from package.perms import permissions

def can_create_widget(user):
    if user.is_staff:
        return True
    num_widgets = Widget.objects.filter(created_by=user).count()
    return num_widgets <= MAX_WIDGETS

def can_edit_widget(user, widget):
    if user.is_staff:
        return True
    return user == widget.owner

@permissions.register(model=Widget, allow_anonymous=True)
def can_view_widget(user, widget):
    if user.is_staff:
        return True
    if user.is_anonymous():
        return widget.is_public
    return user == widget.owner

Those widget permissions can be applied to your widget views like this:

# project/package/widgets/
from django.http import HttpResponse
from package.perms import permissions
from .models import Widget

def create_widget(request):
    # Create a widget here
    return HttpResponse('Widget created')

@permissions.require('can_edit_widget', model=Widget)
def edit_widget(request, widget_id):
    widget = get_object_or_404(Widget, pk=widget_id)
    # Edit the widget here
    return HttpResponse('Edited %s' % widget)

# If you want to look up widgets by a field other than the primary
# key field, you can specify the `field` option:
@permissions.require('can_edit_widget', field='name')
def edit_widget(request, name):
    widget = get_object_or_404(Widget, name=name)
    return HttpResponse('Edited %s' % widget)

If you're using class-based views, you can apply a permission to a class or to a method:

class MyView(View):

    # All methods require the 'xyz' permission.

    def get(request):

    def post(request):

class MyOtherView(View):

    # Only the post method requires the 'xyz' permission. Other
    # methods are unprotected.

    def get(request):

    def post(request):

When a permission is registered, a corresponding template filter is also created. Given the permissions registered above, you can do this in your templates:

{% load permissions %}

{% if user|is_staff %}
    Hello, staff user.
{% endif %}

{% if user|can_create_widget %}
    You can create widgets!
{% endif %}

{% if user|can_edit_widget:widget %}
    You can edit this widget!
{% endif %}

Permissions Registered with a Model

When registering a permission that operates on a model, it's assumed that the second argument of any view function requiring that permission is the model lookup field (typically a primary key):

def can_eat_fruit(user, fruit):
    return not user.is_allergic_to(fruit)

def consume_fruit_view(request, fruit_id):
    pass # Consume the fruit if allowed

The fruit_id passed to the consume_fruit_view will be used by the permissions machinery to load a Fruit object, which will be passed into the can_eat_fruit permission function.

When using class-based views, the self arg is skipped when looking for the lookup field.

Allowing Staff and/or Superusers Access to All Views by Default

If you find yourself writing if user.is_staff: return True at the top of most or all your permission functions, you can allow staff permission to access all views by default:

permissions = PermissionsRegistry(is_staff=True)

If you have a view that shouldn't be accessible to staff for some reason, you can override the default is_staff setting on a per- permission basis:

def is_superuser(user):
    return user.is_superuser

There's an analogous is_superuser option.

Anonymous Users

By default, anonymous users will be redirected to the login page.

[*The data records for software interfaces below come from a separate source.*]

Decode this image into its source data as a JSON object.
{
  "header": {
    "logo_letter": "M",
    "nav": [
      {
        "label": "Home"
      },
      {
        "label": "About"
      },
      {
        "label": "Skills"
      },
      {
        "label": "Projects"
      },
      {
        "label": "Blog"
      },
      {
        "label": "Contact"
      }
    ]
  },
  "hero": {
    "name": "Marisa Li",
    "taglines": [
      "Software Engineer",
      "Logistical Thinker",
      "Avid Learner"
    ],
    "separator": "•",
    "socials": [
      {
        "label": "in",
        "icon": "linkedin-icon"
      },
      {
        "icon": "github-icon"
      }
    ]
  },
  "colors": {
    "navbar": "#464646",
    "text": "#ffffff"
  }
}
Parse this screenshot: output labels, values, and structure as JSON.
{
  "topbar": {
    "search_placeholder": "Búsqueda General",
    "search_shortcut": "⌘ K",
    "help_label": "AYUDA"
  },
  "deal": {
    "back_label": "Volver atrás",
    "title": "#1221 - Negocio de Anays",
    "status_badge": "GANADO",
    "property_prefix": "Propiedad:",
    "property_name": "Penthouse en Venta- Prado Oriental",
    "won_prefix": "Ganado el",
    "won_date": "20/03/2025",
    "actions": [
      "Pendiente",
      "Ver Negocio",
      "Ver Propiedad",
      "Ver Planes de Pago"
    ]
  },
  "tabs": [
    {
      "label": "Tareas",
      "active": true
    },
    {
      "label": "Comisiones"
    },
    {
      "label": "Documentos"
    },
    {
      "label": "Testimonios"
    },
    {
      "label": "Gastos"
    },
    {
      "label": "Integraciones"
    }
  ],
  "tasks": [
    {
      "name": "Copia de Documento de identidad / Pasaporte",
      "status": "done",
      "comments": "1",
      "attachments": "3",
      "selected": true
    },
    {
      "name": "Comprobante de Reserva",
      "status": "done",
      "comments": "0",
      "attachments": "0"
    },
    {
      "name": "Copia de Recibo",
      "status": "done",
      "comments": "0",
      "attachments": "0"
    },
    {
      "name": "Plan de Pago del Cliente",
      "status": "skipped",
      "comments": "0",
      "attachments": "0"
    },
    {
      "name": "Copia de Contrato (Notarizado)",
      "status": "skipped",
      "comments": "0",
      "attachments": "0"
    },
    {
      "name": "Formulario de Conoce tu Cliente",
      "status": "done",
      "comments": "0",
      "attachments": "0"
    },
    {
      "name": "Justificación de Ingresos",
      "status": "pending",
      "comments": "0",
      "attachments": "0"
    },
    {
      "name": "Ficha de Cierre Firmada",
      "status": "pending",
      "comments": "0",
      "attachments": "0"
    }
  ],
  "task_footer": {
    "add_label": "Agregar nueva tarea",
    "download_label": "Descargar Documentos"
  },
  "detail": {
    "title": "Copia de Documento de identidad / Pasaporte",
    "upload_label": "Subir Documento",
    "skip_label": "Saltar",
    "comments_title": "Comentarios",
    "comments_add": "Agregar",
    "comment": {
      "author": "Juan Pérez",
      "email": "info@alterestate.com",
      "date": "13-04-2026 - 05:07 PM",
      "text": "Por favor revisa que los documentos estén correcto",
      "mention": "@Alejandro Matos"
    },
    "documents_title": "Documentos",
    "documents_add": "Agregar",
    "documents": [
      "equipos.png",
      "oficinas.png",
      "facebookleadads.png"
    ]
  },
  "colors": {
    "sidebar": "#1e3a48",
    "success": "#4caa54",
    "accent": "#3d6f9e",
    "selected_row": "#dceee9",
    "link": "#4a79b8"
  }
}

In some cases, it may make sense to give anonymous users a chance to access certain views.

For example, if you have an Article model with an is_published field, you may want to allow anonymous users to access articles that have been published. To allow this, you'd define and require a permission like this:

@permissions.register(model=Article, allow_anonymous=True)
def can_view_article(user, article):
    if article.is_published:
        return True
    if user.is_anonymous():
        return False  # Redirect to login page
    return user == article.owner

def article_view(request, article_id):
    pass  # Show article

If the permission check fails for an anonymous user, they will be redirected to the login page.